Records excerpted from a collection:
Content starts

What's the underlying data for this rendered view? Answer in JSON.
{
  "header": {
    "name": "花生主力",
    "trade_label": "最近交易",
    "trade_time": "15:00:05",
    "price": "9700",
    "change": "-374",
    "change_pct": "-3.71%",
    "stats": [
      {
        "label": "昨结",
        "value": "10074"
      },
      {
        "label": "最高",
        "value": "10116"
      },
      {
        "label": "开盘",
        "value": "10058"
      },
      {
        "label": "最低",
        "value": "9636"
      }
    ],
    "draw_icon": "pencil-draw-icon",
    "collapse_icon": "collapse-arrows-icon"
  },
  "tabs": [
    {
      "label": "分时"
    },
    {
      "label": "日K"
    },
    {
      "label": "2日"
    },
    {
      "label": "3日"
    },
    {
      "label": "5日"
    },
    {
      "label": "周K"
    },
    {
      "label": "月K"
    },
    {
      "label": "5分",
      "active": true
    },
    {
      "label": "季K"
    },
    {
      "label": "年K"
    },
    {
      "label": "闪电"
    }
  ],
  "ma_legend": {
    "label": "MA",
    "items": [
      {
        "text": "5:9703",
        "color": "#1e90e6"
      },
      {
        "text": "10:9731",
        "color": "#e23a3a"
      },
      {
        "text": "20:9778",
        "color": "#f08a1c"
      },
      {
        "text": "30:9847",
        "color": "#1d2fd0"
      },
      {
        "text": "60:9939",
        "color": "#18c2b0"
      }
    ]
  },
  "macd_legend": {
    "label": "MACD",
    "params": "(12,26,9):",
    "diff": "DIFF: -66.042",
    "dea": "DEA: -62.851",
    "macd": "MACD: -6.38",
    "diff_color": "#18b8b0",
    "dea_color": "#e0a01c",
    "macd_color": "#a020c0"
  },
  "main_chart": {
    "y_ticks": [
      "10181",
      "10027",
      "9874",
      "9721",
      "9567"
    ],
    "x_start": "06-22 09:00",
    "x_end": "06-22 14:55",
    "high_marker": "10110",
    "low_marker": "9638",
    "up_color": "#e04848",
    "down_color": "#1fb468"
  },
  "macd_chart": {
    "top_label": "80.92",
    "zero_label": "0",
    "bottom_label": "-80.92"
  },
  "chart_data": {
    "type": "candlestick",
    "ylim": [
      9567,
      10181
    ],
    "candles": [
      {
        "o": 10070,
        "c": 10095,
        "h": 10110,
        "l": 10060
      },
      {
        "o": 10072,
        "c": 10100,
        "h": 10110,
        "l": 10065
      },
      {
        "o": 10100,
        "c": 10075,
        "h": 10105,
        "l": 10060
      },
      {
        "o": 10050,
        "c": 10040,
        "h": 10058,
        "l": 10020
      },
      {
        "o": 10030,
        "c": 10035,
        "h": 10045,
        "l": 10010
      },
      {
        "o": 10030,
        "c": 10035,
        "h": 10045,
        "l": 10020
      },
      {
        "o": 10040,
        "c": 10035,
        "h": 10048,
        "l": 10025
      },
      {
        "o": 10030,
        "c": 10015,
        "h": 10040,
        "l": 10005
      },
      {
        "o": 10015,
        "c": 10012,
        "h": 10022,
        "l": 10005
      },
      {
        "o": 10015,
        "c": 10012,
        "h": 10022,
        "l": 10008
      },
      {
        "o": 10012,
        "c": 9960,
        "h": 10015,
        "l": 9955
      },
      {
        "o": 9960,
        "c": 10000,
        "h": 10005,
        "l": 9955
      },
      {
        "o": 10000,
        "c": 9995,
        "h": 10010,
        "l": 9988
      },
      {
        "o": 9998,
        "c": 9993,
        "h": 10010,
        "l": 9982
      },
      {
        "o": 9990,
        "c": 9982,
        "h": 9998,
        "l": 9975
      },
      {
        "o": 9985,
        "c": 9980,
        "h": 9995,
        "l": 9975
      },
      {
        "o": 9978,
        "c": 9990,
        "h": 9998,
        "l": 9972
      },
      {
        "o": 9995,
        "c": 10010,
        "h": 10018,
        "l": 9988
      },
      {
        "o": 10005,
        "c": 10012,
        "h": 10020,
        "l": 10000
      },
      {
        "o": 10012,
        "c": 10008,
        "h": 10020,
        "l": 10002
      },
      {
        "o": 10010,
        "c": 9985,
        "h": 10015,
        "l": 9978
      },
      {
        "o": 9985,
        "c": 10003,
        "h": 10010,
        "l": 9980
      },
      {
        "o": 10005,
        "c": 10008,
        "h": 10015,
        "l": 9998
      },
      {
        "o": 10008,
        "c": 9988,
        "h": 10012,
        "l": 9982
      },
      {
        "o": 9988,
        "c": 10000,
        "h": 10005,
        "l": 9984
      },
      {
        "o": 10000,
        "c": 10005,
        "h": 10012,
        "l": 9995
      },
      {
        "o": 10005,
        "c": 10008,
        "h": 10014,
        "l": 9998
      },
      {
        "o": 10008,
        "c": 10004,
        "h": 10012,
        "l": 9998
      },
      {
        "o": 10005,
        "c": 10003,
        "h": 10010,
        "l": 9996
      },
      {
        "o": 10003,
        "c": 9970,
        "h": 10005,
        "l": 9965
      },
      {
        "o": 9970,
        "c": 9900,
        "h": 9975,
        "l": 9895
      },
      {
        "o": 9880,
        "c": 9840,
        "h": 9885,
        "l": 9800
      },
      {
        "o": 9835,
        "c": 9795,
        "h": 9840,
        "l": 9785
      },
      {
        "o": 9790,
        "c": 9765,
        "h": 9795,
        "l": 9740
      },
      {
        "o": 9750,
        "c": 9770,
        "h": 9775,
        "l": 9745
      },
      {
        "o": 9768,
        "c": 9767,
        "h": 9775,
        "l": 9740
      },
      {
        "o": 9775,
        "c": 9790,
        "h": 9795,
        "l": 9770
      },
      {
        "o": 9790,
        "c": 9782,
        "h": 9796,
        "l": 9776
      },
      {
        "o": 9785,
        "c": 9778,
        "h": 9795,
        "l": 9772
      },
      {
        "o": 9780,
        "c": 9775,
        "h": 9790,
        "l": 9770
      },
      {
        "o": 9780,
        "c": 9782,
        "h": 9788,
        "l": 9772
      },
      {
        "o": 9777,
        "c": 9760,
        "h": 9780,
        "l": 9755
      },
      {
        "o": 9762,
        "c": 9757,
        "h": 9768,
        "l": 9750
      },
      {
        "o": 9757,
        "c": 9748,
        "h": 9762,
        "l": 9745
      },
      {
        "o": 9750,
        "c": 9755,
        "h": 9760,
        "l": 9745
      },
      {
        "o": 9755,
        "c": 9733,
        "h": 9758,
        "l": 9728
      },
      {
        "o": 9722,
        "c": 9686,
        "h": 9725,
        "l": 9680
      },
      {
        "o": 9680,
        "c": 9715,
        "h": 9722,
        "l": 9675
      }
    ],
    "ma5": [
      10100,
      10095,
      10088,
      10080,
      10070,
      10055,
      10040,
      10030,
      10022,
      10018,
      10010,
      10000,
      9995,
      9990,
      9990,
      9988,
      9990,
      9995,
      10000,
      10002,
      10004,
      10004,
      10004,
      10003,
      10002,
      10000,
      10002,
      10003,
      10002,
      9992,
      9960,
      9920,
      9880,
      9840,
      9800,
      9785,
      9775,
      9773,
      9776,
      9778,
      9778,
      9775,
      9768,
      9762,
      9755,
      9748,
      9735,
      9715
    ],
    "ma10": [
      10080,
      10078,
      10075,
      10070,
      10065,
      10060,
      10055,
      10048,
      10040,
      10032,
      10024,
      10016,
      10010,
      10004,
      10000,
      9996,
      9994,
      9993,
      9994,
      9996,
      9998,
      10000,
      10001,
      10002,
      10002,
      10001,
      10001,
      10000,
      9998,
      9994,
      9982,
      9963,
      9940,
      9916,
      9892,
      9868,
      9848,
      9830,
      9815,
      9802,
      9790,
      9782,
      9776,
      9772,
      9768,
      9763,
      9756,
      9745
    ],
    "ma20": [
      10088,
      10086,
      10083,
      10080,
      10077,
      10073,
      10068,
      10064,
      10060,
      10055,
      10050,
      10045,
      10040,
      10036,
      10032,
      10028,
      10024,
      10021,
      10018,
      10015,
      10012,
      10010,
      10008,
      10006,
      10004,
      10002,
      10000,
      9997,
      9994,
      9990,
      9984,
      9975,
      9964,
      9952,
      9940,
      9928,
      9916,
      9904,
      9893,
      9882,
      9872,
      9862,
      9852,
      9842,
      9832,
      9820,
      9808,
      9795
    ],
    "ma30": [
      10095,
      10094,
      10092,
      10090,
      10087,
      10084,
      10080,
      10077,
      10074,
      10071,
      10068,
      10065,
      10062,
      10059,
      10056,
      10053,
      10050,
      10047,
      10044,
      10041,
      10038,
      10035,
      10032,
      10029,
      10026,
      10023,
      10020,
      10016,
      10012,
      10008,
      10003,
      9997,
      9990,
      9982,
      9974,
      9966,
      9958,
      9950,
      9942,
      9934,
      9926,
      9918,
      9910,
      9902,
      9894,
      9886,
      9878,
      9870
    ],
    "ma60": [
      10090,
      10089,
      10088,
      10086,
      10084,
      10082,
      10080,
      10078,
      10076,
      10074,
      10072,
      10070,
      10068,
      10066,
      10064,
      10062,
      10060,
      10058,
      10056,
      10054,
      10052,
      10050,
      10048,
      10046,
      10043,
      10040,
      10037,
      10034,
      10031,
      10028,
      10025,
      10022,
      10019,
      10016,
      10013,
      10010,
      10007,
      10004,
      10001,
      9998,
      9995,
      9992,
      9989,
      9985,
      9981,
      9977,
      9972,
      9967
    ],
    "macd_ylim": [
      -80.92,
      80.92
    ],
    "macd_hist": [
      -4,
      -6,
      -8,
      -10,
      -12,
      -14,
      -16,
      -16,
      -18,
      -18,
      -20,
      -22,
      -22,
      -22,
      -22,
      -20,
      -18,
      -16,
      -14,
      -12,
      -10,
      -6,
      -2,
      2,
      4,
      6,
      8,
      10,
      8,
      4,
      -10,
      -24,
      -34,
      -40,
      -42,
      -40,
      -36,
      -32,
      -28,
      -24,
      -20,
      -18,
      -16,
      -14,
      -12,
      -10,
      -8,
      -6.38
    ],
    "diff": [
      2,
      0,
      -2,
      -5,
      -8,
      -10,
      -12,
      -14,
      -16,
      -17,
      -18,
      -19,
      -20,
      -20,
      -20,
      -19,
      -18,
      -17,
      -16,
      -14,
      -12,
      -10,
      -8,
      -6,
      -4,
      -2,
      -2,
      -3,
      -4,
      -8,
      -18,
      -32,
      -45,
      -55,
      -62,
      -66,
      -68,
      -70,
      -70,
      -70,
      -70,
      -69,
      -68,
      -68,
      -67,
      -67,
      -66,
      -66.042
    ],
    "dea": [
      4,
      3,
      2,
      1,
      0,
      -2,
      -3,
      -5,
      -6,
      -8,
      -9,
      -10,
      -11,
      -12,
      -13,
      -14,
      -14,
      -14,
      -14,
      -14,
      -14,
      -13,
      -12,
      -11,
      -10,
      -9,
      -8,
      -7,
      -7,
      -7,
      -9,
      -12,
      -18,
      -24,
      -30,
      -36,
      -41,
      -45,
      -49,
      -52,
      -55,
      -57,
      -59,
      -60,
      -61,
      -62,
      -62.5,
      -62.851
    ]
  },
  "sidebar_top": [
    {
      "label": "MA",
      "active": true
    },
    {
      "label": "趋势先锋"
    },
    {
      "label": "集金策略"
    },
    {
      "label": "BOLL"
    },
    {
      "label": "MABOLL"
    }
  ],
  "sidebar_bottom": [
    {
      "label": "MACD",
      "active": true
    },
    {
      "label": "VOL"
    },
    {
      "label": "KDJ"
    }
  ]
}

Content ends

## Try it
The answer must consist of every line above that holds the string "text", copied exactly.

## Response to the exercise
        "text": "5:9703",
        "text": "10:9731",
        "text": "20:9778",
        "text": "30:9847",
        "text": "60:9939",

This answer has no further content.